Over the past three decades, the Federalist Society has ascended from modest origins to become one of the most influential legal organizations in American history, with intellectual reach and political clout that no other legal group can match. As a presidential candidate in 2016, Trump effectively outsourced his Supreme Court picks to Federalist Executive Vice President Leonard Leo, and the group has enjoyed a near-lockdown on new appointments to the federal bench under Trump, most notably on the Supreme Court, where Justices Brett Kavanaugh and Neil Gorsuch each had long-standing Federalist ties prior to their nominations.
So where’s the response from the left?
….There actually is one liberal analog to the Federalist Society, but chances are you haven’t heard of it: the American Constitution Society, founded in 2001, after the Supreme Court decision that effectively handed the presidency to George W. Bush….But the playing field is decidedly not level. The Federalist Society has more student chapters, more than twice as many lawyer chapters and a huge fundraising edge.

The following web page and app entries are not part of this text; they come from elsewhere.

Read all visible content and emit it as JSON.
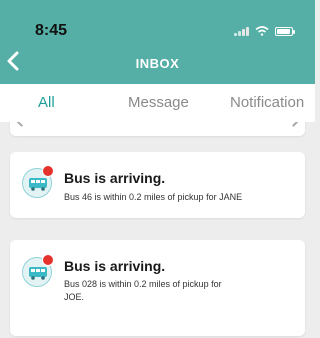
{
  "status_bar": {
    "time": "8:45"
  },
  "header": {
    "title": "INBOX",
    "back_icon": "chevron-left-icon"
  },
  "tabs": [
    {
      "label": "All",
      "active": true
    },
    {
      "label": "Message",
      "active": false
    },
    {
      "label": "Notification",
      "active": false
    }
  ],
  "notifications": [
    {
      "icon": "bus-icon",
      "unread": true,
      "title": "Bus is arriving.",
      "body": "Bus 46 is within 0.2 miles of pickup for  JANE"
    },
    {
      "icon": "bus-icon",
      "unread": true,
      "title": "Bus is arriving.",
      "body": "Bus 028 is within 0.2 miles of pickup for JOE."
    }
  ],
  "colors": {
    "header": "#56afa6",
    "active_tab": "#1f9f99",
    "unread_dot": "#e5322d"
  }
}
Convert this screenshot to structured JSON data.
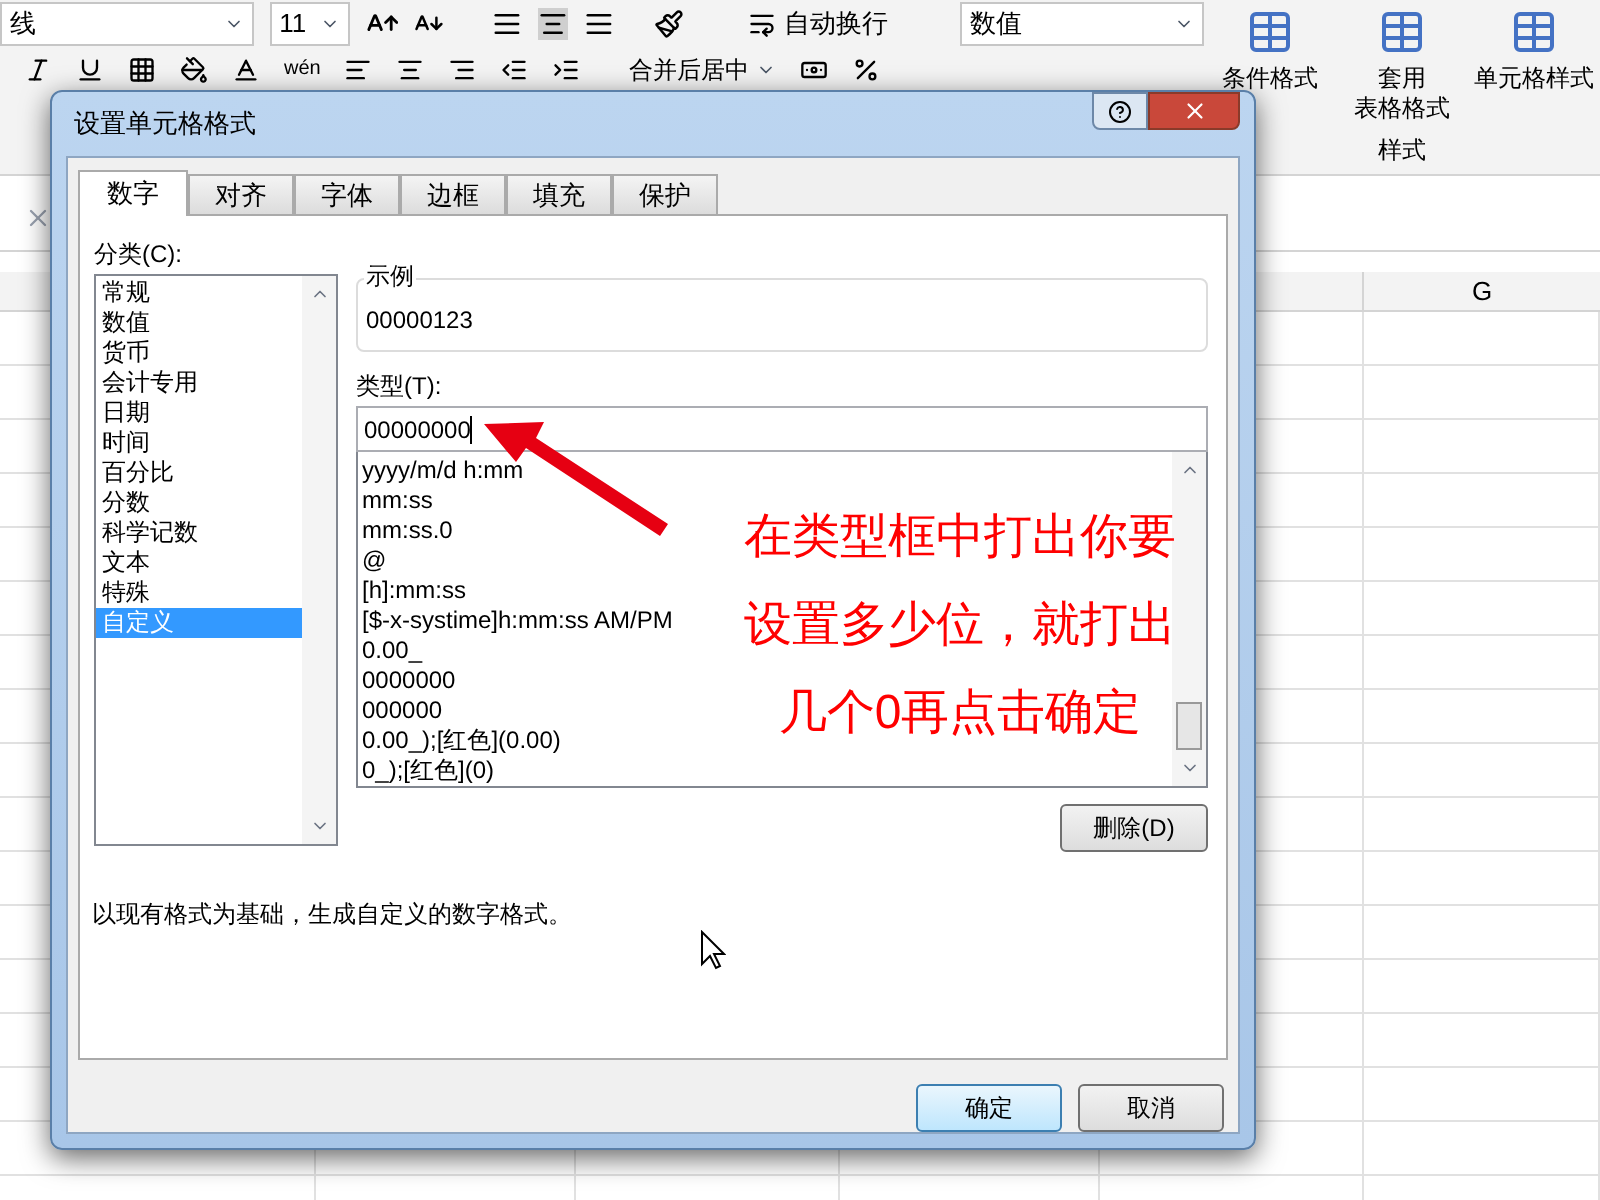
{
  "ribbon": {
    "font_name": "线",
    "font_size": "11",
    "wrap_text": "自动换行",
    "merge_center": "合并后居中",
    "number_format": "数值",
    "phonetic": "wén",
    "styles": [
      {
        "lines": [
          "条件格式"
        ]
      },
      {
        "lines": [
          "套用",
          "表格格式"
        ]
      },
      {
        "lines": [
          "单元格样式"
        ]
      }
    ],
    "group_label": "样式"
  },
  "sheet": {
    "visible_column": "G"
  },
  "dialog": {
    "title": "设置单元格格式",
    "tabs": [
      {
        "label": "数字",
        "selected": true
      },
      {
        "label": "对齐",
        "selected": false
      },
      {
        "label": "字体",
        "selected": false
      },
      {
        "label": "边框",
        "selected": false
      },
      {
        "label": "填充",
        "selected": false
      },
      {
        "label": "保护",
        "selected": false
      }
    ],
    "category_label": "分类(C):",
    "categories": [
      {
        "label": "常规",
        "selected": false
      },
      {
        "label": "数值",
        "selected": false
      },
      {
        "label": "货币",
        "selected": false
      },
      {
        "label": "会计专用",
        "selected": false
      },
      {
        "label": "日期",
        "selected": false
      },
      {
        "label": "时间",
        "selected": false
      },
      {
        "label": "百分比",
        "selected": false
      },
      {
        "label": "分数",
        "selected": false
      },
      {
        "label": "科学记数",
        "selected": false
      },
      {
        "label": "文本",
        "selected": false
      },
      {
        "label": "特殊",
        "selected": false
      },
      {
        "label": "自定义",
        "selected": true
      }
    ],
    "sample_label": "示例",
    "sample_value": "00000123",
    "type_label": "类型(T):",
    "type_value": "00000000",
    "formats": [
      "yyyy/m/d h:mm",
      "mm:ss",
      "mm:ss.0",
      "@",
      "[h]:mm:ss",
      "[$-x-systime]h:mm:ss AM/PM",
      "0.00_",
      "0000000",
      "000000",
      "0.00_);[红色](0.00)",
      "0_);[红色](0)"
    ],
    "delete_button": "删除(D)",
    "description": "以现有格式为基础，生成自定义的数字格式。",
    "ok_button": "确定",
    "cancel_button": "取消"
  },
  "annotation": {
    "lines": [
      "在类型框中打出你要",
      "设置多少位，就打出",
      "几个0再点击确定"
    ]
  }
}
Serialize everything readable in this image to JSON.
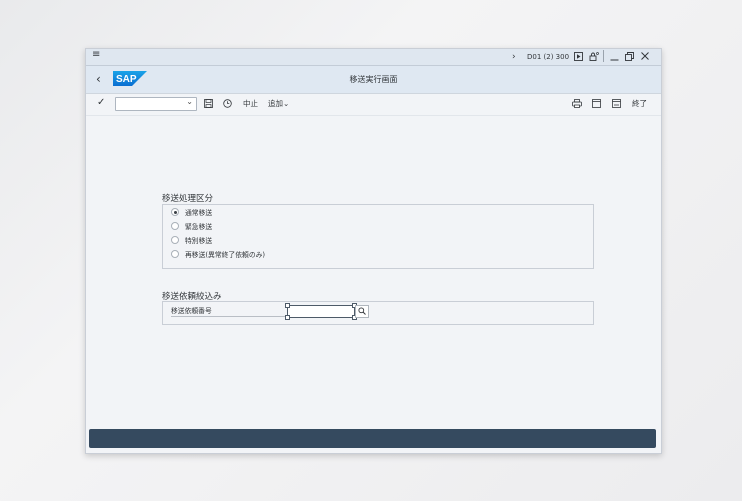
{
  "window": {
    "system_info": "D01 (2) 300",
    "icons": {
      "menu": "hamburger-menu-icon",
      "expand": "chevron-right-icon",
      "session": "play-box-icon",
      "customize": "lock-settings-icon",
      "minimize": "minimize-icon",
      "restore": "restore-icon",
      "close": "close-icon"
    }
  },
  "shell": {
    "back_icon": "back-arrow-icon",
    "logo": "SAP",
    "title": "移送実行画面",
    "brand_color": "#0a6ed1"
  },
  "toolbar": {
    "command_field_value": "",
    "cancel_label": "中止",
    "more_label": "追加",
    "exit_label": "終了"
  },
  "main": {
    "processing_group": {
      "title": "移送処理区分",
      "options": [
        {
          "label": "通常移送",
          "selected": true
        },
        {
          "label": "緊急移送",
          "selected": false
        },
        {
          "label": "特別移送",
          "selected": false
        },
        {
          "label": "再移送(異常終了依頼のみ)",
          "selected": false
        }
      ]
    },
    "filter_group": {
      "title": "移送依頼絞込み",
      "field_label": "移送依頼番号",
      "field_value": ""
    }
  },
  "colors": {
    "status_bar": "#354a5f",
    "background": "#f2f4f7"
  }
}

This is wrong on a fundamental level. Liberals do have an equivalent to the Federalist Society, and yes, you have heard of it. In fact, conservatives studied it very carefully when they created the Federalist Society back in 1982.
If you’re shaking your head here, I don’t blame you. What is this thing that I say you’ve heard of, but Mandery says doesn’t even exist? The answer is simple: it’s not one single organization. It’s a vast, well-funded movement that’s far older and far more influential than the Federalist Society. Its only problem is that it doesn’t have a name.
It started in the 50s, when groups like the NAACP and ACLU began aggressively fighting for liberal causes in the Supreme Court. It continued as New Deal liberals took over law schools, professionalized them, and started churning out thousands of young lawyers steeped in a liberal understanding of the law. The Ford Foundation began funding legal aid groups in 1959, and later Congress created the Legal Services Corporation. In the 60s, powered by the legal sea change going on around it, the Warren Court revolutionized American constitutional law. At the same time, public interest law exploded, and in 1971 Ralph Nader started Public Citizen. And there were dozens of others: The Center for Law in the Public Interest, Public Advocates, the Natural Resources Defense Council, the Sierra Club Legal Defense Fund, the Leage of Women Voters Education Fund, and on and on and on. There were (and are) literally hundreds of these groups.
This is what conservatives were up against in the 70s, and it’s why they started the Federalist Society. They weren’t politicizing the law out of the blue. They were responding to an explosive surge in the liberal legal network that, in their view, threatened to overwhelm conservative legal thought completely.
So: do liberals have anything similar to the Federalist Society? Sure. But it’s not one single group that you can hang a name on. It’s an enormous network of liberal legal groups, some of them big and famous and some of them small and unknown. As usual with liberals, these groups are more focused on doing good than they are on pushing ideology, but there’s plenty of ideology involved too.
Do we progressives need our own version of the Federalist Society? Maybe, but it’s really not the way we normally operate. Conservatives tend to be comfortable building big organizations that represents their interests. Building big umbrella organizations for liberals, by contrast, tends to be like herding cats. Over and over, no matter who tries or how much money is put into it, it just doesn’t work. We don’t want to be herded.
So don’t complain that we don’t have a Federalist Society of our own. We do. The thing is, it’s a sprawling mishmash of groups with different focuses and different ideas. Why? Because that’s the way we like things.